#### Records for this exercise:

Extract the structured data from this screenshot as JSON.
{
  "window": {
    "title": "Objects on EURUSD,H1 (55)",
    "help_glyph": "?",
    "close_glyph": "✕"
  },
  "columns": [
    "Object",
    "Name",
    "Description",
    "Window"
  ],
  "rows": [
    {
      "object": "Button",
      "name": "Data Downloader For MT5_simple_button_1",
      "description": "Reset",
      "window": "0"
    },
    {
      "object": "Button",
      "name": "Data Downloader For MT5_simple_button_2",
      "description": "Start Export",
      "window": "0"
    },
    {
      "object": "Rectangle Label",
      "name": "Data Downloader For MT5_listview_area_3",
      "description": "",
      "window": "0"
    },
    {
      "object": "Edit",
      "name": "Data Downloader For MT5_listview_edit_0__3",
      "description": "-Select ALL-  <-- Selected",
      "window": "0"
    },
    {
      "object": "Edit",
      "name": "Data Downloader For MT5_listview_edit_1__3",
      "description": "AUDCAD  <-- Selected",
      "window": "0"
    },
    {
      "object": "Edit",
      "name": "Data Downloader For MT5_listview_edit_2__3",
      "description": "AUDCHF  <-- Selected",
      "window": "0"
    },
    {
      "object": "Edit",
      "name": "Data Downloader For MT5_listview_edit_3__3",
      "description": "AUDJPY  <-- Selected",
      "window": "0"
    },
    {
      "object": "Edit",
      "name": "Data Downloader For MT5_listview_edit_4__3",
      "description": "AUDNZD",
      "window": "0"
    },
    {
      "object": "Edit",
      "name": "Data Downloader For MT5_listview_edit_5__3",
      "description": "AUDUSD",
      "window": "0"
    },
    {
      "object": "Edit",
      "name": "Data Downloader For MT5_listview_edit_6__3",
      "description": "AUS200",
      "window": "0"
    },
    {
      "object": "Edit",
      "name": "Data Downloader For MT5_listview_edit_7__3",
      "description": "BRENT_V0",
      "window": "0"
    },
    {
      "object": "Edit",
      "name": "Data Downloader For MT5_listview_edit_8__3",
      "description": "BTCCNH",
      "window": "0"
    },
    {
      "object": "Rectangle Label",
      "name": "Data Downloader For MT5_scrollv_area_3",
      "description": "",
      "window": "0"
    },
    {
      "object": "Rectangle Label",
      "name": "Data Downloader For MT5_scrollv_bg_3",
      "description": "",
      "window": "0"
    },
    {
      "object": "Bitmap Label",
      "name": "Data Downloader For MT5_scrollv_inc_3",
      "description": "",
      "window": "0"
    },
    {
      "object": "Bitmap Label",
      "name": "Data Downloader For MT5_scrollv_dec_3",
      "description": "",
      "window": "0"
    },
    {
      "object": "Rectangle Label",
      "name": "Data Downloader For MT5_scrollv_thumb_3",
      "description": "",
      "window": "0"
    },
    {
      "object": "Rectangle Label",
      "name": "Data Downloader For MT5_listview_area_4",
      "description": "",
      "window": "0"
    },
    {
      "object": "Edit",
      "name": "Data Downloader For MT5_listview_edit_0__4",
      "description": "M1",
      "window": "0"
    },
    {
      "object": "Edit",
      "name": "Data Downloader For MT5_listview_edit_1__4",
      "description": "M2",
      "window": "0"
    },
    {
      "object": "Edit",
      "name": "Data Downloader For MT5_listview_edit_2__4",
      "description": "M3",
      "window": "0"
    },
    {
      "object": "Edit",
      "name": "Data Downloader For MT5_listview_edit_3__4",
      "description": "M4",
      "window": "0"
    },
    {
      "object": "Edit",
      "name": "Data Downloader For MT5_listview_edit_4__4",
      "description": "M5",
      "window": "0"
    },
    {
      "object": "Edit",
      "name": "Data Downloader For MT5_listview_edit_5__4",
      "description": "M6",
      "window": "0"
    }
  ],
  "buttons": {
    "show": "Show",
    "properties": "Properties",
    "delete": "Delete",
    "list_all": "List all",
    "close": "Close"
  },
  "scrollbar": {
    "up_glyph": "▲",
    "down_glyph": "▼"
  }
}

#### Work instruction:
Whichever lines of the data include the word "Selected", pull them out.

#### Your solution:
      "description": "-Select ALL-  <-- Selected",
      "description": "AUDCAD  <-- Selected",
      "description": "AUDCHF  <-- Selected",
      "description": "AUDJPY  <-- Selected",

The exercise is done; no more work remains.